No one in farming or ranching buys a bag of seed corn or a couple of young bulls hoping for an average corn crop or an average calf crop.
To look ahead, we also need to look behind, at where we’ve been.
The low whimpering and muffled whining heard in farm country this month are not the gripes and grunts of corn and soybean growers trudging through 2015’s purgatory of under-$4 corn and less-than-$10 beans.
The Progressive Farmer magazine’s February issue resembles most mid-winter issues of most U.S. farm magazines.
In May 2013 Iowa implemented the Iowa Nutrient Reduction Strategy, a program that all but admitted the state’s ag runoff was a growing problem that required joint attention from farmers, local communities and the state.
Country of origin labeling, or COOL, for meat, fruit, vegetables and nuts sold in the U.S. has been kicked around by the courts, politicians, international trade panels and special interest farm groups since it became law in 2008.
Short snaps of deep cold were not rare but all were deeply unwelcome. The cows, the hired men, the plumbing, the shivering calves, the machinery—everyone and everything—moved slower or not at all when temperatures fell to zero or below.

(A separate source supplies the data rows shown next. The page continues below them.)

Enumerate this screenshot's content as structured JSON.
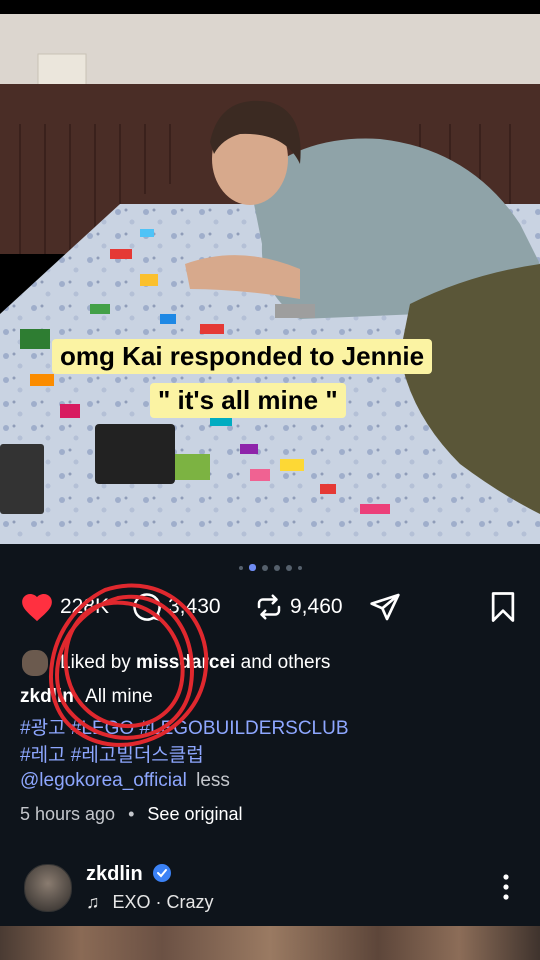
{
  "caption": {
    "line1": "omg Kai responded to Jennie",
    "line2": "\" it's all mine \""
  },
  "carousel": {
    "count": 6,
    "active": 1
  },
  "actions": {
    "likes": "228K",
    "comments": "3,430",
    "reposts": "9,460"
  },
  "liked_by": {
    "prefix": "Liked by ",
    "user": "missdarcei",
    "suffix": " and others"
  },
  "post": {
    "username": "zkdlin",
    "caption": "All mine",
    "hashtags_line1": "#광고 #LEGO #LEGOBUILDERSCLUB",
    "hashtags_line2": "#레고 #레고빌더스클럽",
    "mention": "@legokorea_official",
    "less_label": "less",
    "time": "5 hours ago",
    "separator": "•",
    "see_original": "See original"
  },
  "author": {
    "name": "zkdlin",
    "music": "EXO · Crazy"
  },
  "colors": {
    "like": "#ff3040",
    "accent_link": "#8ea7ff",
    "caption_bg": "#fbf3a3",
    "verified": "#3b82f6",
    "annotation": "#e0282e"
  }
}
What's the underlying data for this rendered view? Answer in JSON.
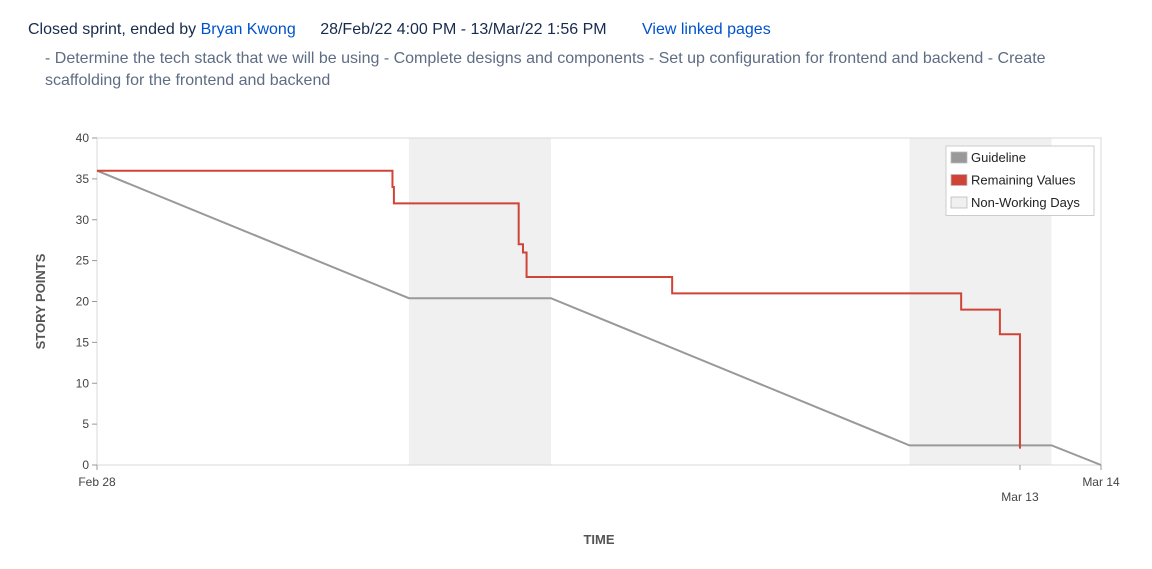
{
  "sprint": {
    "status_text": "Closed sprint, ended by",
    "ended_by": "Bryan Kwong",
    "date_range": "28/Feb/22 4:00 PM - 13/Mar/22 1:56 PM",
    "linked_pages": "View linked pages",
    "goal": "- Determine the tech stack that we will be using - Complete designs and components - Set up configuration for frontend and backend - Create scaffolding for the frontend and backend"
  },
  "chart_data": {
    "type": "line",
    "xlabel": "TIME",
    "ylabel": "STORY POINTS",
    "x_unit": "days since Feb 28",
    "xlim": [
      0,
      14
    ],
    "ylim": [
      0,
      40
    ],
    "y_ticks": [
      0,
      5,
      10,
      15,
      20,
      25,
      30,
      35,
      40
    ],
    "x_ticks": [
      {
        "x": 0,
        "label": "Feb 28",
        "row": 0
      },
      {
        "x": 12.87,
        "label": "Mar 13",
        "row": 1
      },
      {
        "x": 14,
        "label": "Mar 14",
        "row": 0
      }
    ],
    "legend": [
      {
        "label": "Guideline",
        "color": "#999999"
      },
      {
        "label": "Remaining Values",
        "color": "#d04437"
      },
      {
        "label": "Non-Working Days",
        "color": "#f0f0f0"
      }
    ],
    "non_working_days": [
      [
        4.35,
        6.33
      ],
      [
        11.33,
        13.31
      ]
    ],
    "series": [
      {
        "name": "Guideline",
        "color": "#999999",
        "points": [
          [
            0,
            36
          ],
          [
            4.35,
            20.4
          ],
          [
            6.33,
            20.4
          ],
          [
            11.33,
            2.4
          ],
          [
            13.31,
            2.4
          ],
          [
            14,
            0
          ]
        ]
      },
      {
        "name": "Remaining Values",
        "color": "#d04437",
        "step": true,
        "points": [
          [
            0,
            36
          ],
          [
            4.1,
            36
          ],
          [
            4.12,
            34
          ],
          [
            4.14,
            32
          ],
          [
            5.83,
            32
          ],
          [
            5.88,
            27
          ],
          [
            5.94,
            26
          ],
          [
            5.99,
            23
          ],
          [
            8.0,
            23
          ],
          [
            8.02,
            21
          ],
          [
            12.03,
            21
          ],
          [
            12.05,
            19
          ],
          [
            12.57,
            19
          ],
          [
            12.59,
            16
          ],
          [
            12.85,
            16
          ],
          [
            12.87,
            2
          ]
        ]
      }
    ]
  }
}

We didn’t know it back then but everyone on the big southern Illinois dairy farm of my youth was a foodie.
This year, center your resolutions around soil health.